(Dataset rows for apps and sites)
# # # #
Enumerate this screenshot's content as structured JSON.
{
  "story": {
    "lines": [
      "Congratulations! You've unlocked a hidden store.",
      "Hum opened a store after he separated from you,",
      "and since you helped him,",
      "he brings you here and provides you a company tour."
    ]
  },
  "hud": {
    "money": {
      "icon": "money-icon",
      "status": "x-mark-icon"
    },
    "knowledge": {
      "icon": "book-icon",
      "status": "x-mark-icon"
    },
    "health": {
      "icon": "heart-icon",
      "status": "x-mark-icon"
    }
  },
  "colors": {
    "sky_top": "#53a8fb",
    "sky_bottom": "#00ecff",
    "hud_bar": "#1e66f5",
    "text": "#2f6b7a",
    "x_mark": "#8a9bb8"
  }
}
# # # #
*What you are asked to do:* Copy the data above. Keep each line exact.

*Task output:*
Enumerate this screenshot's content as structured JSON.
{
  "story": {
    "lines": [
      "Congratulations! You've unlocked a hidden store.",
      "Hum opened a store after he separated from you,",
      "and since you helped him,",
      "he brings you here and provides you a company tour."
    ]
  },
  "hud": {
    "money": {
      "icon": "money-icon",
      "status": "x-mark-icon"
    },
    "knowledge": {
      "icon": "book-icon",
      "status": "x-mark-icon"
    },
    "health": {
      "icon": "heart-icon",
      "status": "x-mark-icon"
    }
  },
  "colors": {
    "sky_top": "#53a8fb",
    "sky_bottom": "#00ecff",
    "hud_bar": "#1e66f5",
    "text": "#2f6b7a",
    "x_mark": "#8a9bb8"
  }
}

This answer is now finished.